It should be clear at this time that an electrical connector has been provided which can latch two electrical conductors together and which is resistant to separation or impact damage and which forms a weatherproof seal.
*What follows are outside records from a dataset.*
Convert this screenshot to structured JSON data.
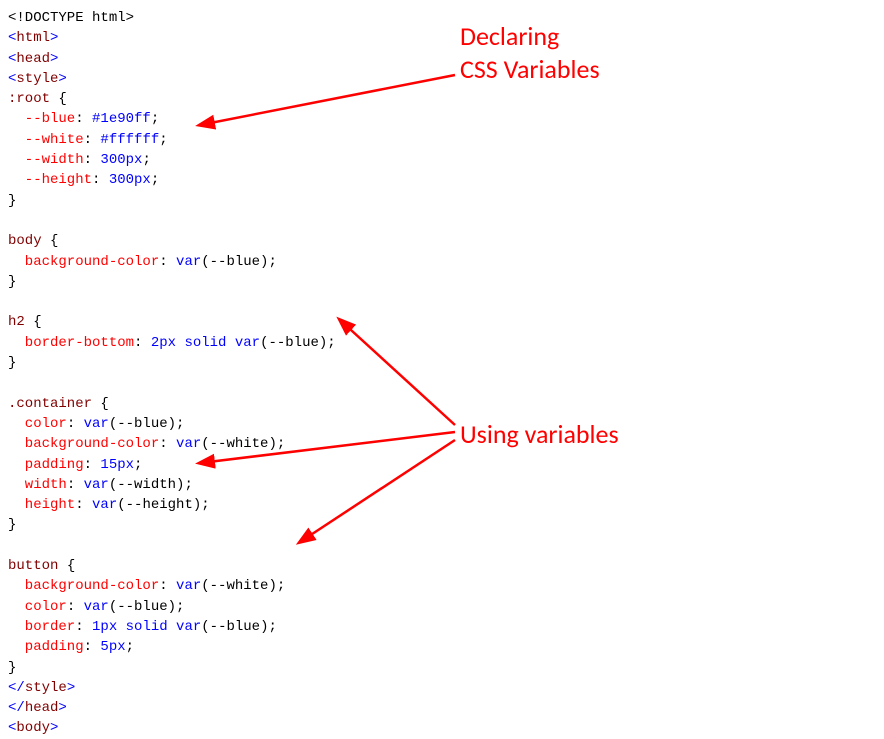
{
  "code": {
    "l01a": "<!DOCTYPE html>",
    "l02a": "<",
    "l02b": "html",
    "l02c": ">",
    "l03a": "<",
    "l03b": "head",
    "l03c": ">",
    "l04a": "<",
    "l04b": "style",
    "l04c": ">",
    "l05a": ":root",
    "l05b": " {",
    "l06a": "  --blue",
    "l06b": ":",
    "l06c": " #1e90ff",
    "l06d": ";",
    "l07a": "  --white",
    "l07b": ":",
    "l07c": " #ffffff",
    "l07d": ";",
    "l08a": "  --width",
    "l08b": ":",
    "l08c": " 300px",
    "l08d": ";",
    "l09a": "  --height",
    "l09b": ":",
    "l09c": " 300px",
    "l09d": ";",
    "l10a": "}",
    "l12a": "body",
    "l12b": " {",
    "l13a": "  background-color",
    "l13b": ":",
    "l13c": " var",
    "l13d": "(--blue);",
    "l14a": "}",
    "l16a": "h2",
    "l16b": " {",
    "l17a": "  border-bottom",
    "l17b": ":",
    "l17c": " 2px",
    "l17d": " solid ",
    "l17e": "var",
    "l17f": "(--blue);",
    "l18a": "}",
    "l20a": ".container",
    "l20b": " {",
    "l21a": "  color",
    "l21b": ":",
    "l21c": " var",
    "l21d": "(--blue);",
    "l22a": "  background-color",
    "l22b": ":",
    "l22c": " var",
    "l22d": "(--white);",
    "l23a": "  padding",
    "l23b": ":",
    "l23c": " 15px",
    "l23d": ";",
    "l24a": "  width",
    "l24b": ":",
    "l24c": " var",
    "l24d": "(--width);",
    "l25a": "  height",
    "l25b": ":",
    "l25c": " var",
    "l25d": "(--height);",
    "l26a": "}",
    "l28a": "button",
    "l28b": " {",
    "l29a": "  background-color",
    "l29b": ":",
    "l29c": " var",
    "l29d": "(--white);",
    "l30a": "  color",
    "l30b": ":",
    "l30c": " var",
    "l30d": "(--blue);",
    "l31a": "  border",
    "l31b": ":",
    "l31c": " 1px",
    "l31d": " solid ",
    "l31e": "var",
    "l31f": "(--blue);",
    "l32a": "  padding",
    "l32b": ":",
    "l32c": " 5px",
    "l32d": ";",
    "l33a": "}",
    "l34a": "</",
    "l34b": "style",
    "l34c": ">",
    "l35a": "</",
    "l35b": "head",
    "l35c": ">",
    "l36a": "<",
    "l36b": "body",
    "l36c": ">"
  },
  "annotations": {
    "declaring_l1": "Declaring",
    "declaring_l2": "CSS Variables",
    "using": "Using variables"
  }
}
However, the present invention should not be considered as limited to the forms shown which are to be considered illustrative rather than restrictive.

Patent Citations
Cited PatentFiling datePublication dateApplicantTitle
US3171704 *Dec 30, 1960Mar 2, 1965Int Harvester CoElectrical connector
US3984169Mar 10, 1972Oct 5, 1976Harvey Hubbell IncorporatedKeying for lever action connectors
US5104331Aug 12, 1991Apr 14, 1992Goble Robert HDamage resistant latching electrical connector
US5408059Jul 26, 1993Apr 18, 1995Goble; Robert H.Inline circuit breaker for electrical extension cable
US5871363 *May 16, 1997Feb 16, 1999Yazaki CorporationLow insertion force connector
US5876225 *Feb 18, 1997Mar 2, 1999Sumitomo Wiring Systems, Ltd.Lever type connector
US5888080 *Apr 3, 1997Mar 30, 1999Yazaki CorporationLow insertion pressure connector
US6095833 *Aug 12, 1998Aug 1, 2000Sumitomo Wiring Systems, Ltd.Lever-type connector
Referenced by
Citing PatentFiling datePublication dateApplicantTitle
US7963790 *Oct 15, 2009Jun 21, 2011Winter John R JrPivoting connector
US8480423 *Aug 16, 2011Jul 9, 2013Tyco Electronics CorporationContact region of an electrically conductive member
US20120231674 *Jun 29, 2010Sep 13, 2012Dolman William GImprovements to Plugs and/or Sockets
Classifications
U.S. Classification439/341, 439/376
International ClassificationH01R13/629, H01R13/533
Cooperative ClassificationH01R13/533, H01R13/62933
European ClassificationH01R13/629L
Legal Events
DateCodeEventDescription
Sep 14, 2010FPExpired due to failure to pay maintenance fee
Effective date: 20100723
Jul 23, 2010LAPSLapse for failure to pay maintenance fees
Mar 1, 2010REMIMaintenance fee reminder mailed
Aug 3, 2005FPAYFee payment
Year of fee payment: 4